- Published Apr 28, 2023
Implications of early marriages on development outcomes in Uganda
Early marriage, or child marriage, is considered a human rights violation and a development issue that cuts across cultures, countries, and religions. Defined as any legal or customary union before the age of 18, it is prohibited by international law and is addressed by international conventions and resolutions like the Sustainable Development Goals, Convention on the Rights of the Child, Convention on the Elimination of All forms of Discrimination against Women and the Universal Declaration of Human Rights (Sagalova et al., 2021).
Despite these efforts, it remains a pervasive practice across the developing world, most prominently in Sub-Saharan Africa, which accounts for 35 percent of early marriages globally followed by South Asia at 30 percent (UNICEF, 2021c).
Although rates of early marriage have been declining in the past two decades, it continues to endanger the lives of millions of girls in Uganda. It affects their ability to continue their education, enter the paid labor force and ultimately gain economic independence.

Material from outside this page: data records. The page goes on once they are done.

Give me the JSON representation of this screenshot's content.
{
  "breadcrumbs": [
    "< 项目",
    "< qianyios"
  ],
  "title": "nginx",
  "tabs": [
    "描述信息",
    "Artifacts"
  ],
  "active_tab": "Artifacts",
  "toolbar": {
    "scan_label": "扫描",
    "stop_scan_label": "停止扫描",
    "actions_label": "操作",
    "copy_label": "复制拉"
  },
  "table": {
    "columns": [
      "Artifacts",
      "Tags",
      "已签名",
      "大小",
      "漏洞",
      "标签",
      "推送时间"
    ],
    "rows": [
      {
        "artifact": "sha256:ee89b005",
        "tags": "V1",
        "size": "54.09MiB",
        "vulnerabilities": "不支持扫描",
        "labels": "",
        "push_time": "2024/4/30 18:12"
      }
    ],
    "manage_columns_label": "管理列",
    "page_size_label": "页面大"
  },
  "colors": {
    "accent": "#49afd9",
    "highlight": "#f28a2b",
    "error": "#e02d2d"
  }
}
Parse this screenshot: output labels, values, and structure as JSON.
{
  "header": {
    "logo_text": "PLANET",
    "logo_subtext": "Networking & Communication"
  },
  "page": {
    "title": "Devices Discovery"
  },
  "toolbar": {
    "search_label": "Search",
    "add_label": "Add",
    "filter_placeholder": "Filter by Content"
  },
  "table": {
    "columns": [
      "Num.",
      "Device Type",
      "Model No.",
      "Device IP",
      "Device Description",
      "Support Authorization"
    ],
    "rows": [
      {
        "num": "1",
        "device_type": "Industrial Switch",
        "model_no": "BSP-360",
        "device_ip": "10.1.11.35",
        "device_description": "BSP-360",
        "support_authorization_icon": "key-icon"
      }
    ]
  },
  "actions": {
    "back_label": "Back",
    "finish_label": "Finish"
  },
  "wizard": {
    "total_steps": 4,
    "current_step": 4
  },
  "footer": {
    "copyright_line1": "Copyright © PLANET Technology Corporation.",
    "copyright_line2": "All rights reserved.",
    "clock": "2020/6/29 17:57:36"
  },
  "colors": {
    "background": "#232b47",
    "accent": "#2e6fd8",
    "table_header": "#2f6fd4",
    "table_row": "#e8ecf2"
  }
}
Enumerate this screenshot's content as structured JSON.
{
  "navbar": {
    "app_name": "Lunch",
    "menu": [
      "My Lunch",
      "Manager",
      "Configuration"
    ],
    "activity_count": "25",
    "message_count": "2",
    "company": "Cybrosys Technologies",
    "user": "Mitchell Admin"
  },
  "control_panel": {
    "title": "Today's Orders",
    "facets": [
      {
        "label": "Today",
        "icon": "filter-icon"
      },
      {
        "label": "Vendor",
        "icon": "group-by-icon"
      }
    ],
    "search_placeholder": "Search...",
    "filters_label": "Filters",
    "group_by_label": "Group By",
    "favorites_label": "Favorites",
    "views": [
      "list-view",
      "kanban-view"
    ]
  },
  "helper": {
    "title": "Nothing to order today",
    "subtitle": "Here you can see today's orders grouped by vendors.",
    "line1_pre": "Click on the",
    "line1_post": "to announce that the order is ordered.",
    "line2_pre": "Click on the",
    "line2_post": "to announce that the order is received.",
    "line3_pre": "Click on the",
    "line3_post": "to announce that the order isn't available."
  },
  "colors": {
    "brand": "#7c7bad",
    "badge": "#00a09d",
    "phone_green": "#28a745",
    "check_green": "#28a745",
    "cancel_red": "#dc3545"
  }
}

At a societal level, these practices also adversely affect the population demographics and fertility patterns as well as overall educational attainment. Using the International Futures (IFs) forecasting tool, this policy note looks at the implications of early marriage on development outcomes such as population, fertility, and education completion of women.
|Implications of early marriages on development outcomes in Uganda.pdf||Download|